It has an ‘option’ on specialised equipment supplied by Société de Forage Pétroliers (SFP) that is currently being used by a “super-major” to drill its 56%-owned TLP-103C-ST prospect and four others.
Work will take place in either the first or second quarter of next year, depending on SFP’s work commitments – later than expected.
The plan is to re-enter the TLP-103C well and drill the new side-track just below the Mengo formation.
This will test the Upper Djeno and explore the Middle Djeno formations.
The objective is to discover whether the Djeno can be brought into production from either horizon.
“Drilling activity is never without risk,” said AAOG in a statement. “However, the directors believe that the side-track operations have an attractive risk/reward profile.”
The company said the original well had already proven the geological model and confirmed the presence of the Djeno at Tilapia.
AAOG’s “fall-back plan”, therefore, is to produce from the Mengo formation.
On the rig news, chief executive James Berwick said: "We are very pleased to have entered into the rig agreement and look forward to commencing operations at TLP-103C-ST as soon as the rig becomes available.
“The rig is the most suitable rig available in country and will come to TLP-103C-ST directly from drilling operations for a super-major."
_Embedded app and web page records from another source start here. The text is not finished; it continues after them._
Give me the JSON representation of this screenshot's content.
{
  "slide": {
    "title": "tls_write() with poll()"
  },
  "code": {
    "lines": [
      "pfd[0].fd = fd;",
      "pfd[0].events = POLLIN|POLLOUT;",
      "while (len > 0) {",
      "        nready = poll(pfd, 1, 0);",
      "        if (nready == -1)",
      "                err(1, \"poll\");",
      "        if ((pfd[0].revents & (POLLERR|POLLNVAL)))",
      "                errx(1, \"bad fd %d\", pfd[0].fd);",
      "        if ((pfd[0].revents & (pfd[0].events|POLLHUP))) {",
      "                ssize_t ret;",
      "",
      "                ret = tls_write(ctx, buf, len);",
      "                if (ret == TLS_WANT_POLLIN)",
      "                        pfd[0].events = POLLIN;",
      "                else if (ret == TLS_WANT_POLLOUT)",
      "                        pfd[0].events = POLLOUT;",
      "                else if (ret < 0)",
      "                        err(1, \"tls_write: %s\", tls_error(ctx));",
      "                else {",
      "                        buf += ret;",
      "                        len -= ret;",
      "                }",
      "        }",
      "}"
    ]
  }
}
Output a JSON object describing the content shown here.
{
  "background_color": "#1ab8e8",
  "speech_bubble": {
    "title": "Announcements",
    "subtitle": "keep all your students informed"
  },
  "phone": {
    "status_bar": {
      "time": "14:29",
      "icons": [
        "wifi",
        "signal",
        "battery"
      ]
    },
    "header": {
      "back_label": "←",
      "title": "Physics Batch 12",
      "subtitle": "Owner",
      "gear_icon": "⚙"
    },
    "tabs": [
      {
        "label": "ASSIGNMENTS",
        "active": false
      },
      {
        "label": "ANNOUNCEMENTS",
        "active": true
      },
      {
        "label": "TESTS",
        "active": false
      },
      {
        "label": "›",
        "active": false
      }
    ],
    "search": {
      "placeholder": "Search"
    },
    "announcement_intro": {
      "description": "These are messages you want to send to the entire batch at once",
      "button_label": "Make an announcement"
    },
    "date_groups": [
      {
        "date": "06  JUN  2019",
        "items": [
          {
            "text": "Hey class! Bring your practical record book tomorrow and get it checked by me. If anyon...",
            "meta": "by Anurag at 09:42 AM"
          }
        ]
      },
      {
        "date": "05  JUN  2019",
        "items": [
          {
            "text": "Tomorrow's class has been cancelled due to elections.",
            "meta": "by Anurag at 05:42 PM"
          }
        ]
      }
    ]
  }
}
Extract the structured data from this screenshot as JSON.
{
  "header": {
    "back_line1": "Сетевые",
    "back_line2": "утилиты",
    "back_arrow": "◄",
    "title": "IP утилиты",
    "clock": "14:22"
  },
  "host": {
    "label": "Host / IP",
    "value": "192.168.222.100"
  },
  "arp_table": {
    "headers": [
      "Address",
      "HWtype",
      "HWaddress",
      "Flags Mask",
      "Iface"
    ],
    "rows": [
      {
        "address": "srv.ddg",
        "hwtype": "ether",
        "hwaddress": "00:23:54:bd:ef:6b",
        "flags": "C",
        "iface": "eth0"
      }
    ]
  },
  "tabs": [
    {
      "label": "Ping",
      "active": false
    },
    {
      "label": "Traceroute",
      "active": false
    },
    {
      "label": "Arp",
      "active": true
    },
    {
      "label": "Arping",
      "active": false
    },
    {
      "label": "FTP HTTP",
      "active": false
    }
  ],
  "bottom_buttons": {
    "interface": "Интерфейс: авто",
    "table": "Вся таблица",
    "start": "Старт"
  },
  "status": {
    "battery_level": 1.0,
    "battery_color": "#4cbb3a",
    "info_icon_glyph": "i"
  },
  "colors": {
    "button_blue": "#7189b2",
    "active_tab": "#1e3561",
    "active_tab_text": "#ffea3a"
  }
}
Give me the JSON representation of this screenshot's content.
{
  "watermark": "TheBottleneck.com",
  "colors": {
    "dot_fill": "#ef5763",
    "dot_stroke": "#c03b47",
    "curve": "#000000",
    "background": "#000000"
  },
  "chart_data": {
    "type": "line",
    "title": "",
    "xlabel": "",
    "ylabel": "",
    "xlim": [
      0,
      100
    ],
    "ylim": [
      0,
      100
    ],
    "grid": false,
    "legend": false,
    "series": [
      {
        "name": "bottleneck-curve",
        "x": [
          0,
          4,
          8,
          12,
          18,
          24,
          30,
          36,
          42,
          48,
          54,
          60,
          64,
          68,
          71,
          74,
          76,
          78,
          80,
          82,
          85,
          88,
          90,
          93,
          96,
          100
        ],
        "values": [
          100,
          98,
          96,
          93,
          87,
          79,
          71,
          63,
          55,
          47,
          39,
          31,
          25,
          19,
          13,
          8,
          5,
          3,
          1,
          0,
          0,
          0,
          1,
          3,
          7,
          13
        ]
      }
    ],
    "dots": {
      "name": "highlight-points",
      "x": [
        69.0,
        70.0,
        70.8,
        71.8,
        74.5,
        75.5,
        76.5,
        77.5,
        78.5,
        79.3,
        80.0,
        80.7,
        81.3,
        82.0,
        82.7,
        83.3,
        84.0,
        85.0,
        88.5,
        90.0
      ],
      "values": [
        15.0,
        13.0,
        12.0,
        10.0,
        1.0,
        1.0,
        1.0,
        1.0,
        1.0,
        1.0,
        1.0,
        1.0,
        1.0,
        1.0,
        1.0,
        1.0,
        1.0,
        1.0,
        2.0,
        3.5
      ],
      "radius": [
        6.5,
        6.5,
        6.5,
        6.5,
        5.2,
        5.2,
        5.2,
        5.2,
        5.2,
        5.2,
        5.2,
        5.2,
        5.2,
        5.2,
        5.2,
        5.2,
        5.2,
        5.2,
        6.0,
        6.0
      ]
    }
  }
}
“The board of AAOG appreciate that drilling operations will commence later than we had hoped but, following the problems encountered in drilling TLP-103C, it was important that we found the right rig for this drilling campaign to avoid any similar issues," he added.